“Someone is going to end up dying,” said Majumdar, adding that one of his customers got run over after confronting someone who was stealing their cooking oil.

Buffalo Biodiesel sends out eight to nine letters to police departments, district attorney’s offices, the New York State Attorney General’s Office, and the Governor after each cooking oil theft, said Majumdar. His company has sent out about 30,000 to 40,000 letters just this year.

Majumdar has gone as far as hiring a data analyst to look at crime patterns in these areas. He’s also offered to install cameras at all of the restaurants where his drivers pick up cooking oil.

Buffalo Biodiesel has been posting on its Facebook and Twitter pages every time one of its drivers reports an oil theft. The company also tags the local police department, local district attorney’s office, and New York State Attorney General’s Office in the post to try and gain their attention, said Majumdar.

These are just some of the recent Capital Region cooking oil thefts reported on the Buffalo Biodiesel social media pages:

  • Testo’s Restaurant in Troy, September 17
  • Bamboo Restaurant in Guilderland, October 5
  • West Avenue Pizzeria in Saratoga Springs, November 14
  • Szechuan Empire in Ravena, November 14
  • Trackside Pizza in Ravena, November 14
  • Ravena Pizza in Ravena, November 14
  • Marco’s Diner and Restaurant in Ravena, November 14
  • Friendly Pizza & Deli in Selkirk, November 14
  • Illusive Restaurant and Bar in Rensselaer, November 12
  • Ipek’s La Bella Pizza in East Greenbush, November 12
  • Elia’s Pizza in East Greenbush, November 12
  • Mercato’s Restaurant & Pizzeria in Castleton-on-Hudson, November 12
  • Star 1 Market in Albany, November 11
  • Sun Fai Chinese Restaurant in Menands, November 11
  • Miami Market in Albany, November 11
  • Chicken Joes in Albany, November 11
  • Brasserie Benelux in Saratoga Springs, November 11

Albany County Sheriff Craig Apple said his office hasn’t had to deal with any instances of cooking oil thefts and many times they happen in Colonie. If his deputies catch anyone stealing used cooking oil, said Apple, they will be arrested. He said thieves have been stealing lots of things including mowers, trailers, and cooking oil because they believe nothing will happen to them.

In regards to cooking oil thefts, the Albany Police Department said, “We’ve had several reported incidents in the City of Albany which remain under investigation. Anyone with information is always urged to call our detectives.”

NEWS10 also reached out to the New York State Attorney General’s Office, which did not give us a comment but instead referred us to the local District Attorney’s Office.

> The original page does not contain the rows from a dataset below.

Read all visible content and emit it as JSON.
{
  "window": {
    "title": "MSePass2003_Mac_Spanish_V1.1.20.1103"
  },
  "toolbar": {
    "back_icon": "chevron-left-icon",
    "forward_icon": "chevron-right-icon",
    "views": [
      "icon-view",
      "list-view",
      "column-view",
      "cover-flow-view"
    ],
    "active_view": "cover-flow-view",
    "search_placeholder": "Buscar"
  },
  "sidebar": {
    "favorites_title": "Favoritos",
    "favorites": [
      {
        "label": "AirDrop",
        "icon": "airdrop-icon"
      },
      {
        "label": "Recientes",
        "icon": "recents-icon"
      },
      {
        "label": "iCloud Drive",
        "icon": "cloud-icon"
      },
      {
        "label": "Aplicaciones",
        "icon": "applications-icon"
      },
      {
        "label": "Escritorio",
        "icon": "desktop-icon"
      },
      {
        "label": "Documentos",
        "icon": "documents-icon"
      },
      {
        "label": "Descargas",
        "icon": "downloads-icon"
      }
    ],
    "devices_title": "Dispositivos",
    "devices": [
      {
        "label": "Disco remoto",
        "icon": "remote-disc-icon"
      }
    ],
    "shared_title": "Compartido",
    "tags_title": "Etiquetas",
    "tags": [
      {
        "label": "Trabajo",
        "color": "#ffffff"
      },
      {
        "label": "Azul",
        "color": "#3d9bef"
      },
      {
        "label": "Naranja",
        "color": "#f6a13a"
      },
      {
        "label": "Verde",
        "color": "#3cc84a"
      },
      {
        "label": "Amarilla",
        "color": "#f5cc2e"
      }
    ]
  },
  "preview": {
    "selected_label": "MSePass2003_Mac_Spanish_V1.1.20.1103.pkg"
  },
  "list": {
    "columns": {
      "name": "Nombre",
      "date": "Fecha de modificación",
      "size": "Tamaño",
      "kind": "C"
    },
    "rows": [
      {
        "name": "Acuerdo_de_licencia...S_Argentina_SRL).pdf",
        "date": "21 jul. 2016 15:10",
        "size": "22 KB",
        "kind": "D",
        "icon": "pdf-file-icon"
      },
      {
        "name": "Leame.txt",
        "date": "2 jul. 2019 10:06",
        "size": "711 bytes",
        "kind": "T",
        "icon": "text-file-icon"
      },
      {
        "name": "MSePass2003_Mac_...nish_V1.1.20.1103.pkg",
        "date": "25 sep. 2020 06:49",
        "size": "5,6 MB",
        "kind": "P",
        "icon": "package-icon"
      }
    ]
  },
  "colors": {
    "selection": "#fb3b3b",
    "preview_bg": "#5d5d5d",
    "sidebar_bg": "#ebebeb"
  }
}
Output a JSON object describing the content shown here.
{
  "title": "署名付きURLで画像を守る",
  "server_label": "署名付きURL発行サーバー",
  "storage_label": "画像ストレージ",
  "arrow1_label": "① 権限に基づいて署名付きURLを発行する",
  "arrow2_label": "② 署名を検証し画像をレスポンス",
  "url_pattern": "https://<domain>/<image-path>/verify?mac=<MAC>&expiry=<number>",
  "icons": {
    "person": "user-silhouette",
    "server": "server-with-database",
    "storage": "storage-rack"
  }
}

“As far as prevention goes, that’s a front-end issue for police departments,” said the Albany County District Attorney’s Office. “I’m not familiar with any repeat offenders that have been prosecuted.”

There are indoor used cooking grease tanks that many fast-food restaurants use, said Skinner, which would help prevent thefts. However, these tanks cost around $6,000 and many local restaurants can’t afford them.

“Needless to say, this is an ongoing issue that we are attempting to monitor and investigate,” said Belles. “There is no clear solution for business owners, aside from attempting to secure these collection containers in a better way and to have near-constant monitoring of their cameras.”

“It’s frustrating,” said Scavio. “How many times are we going be a victim before we take the law into our own hands?”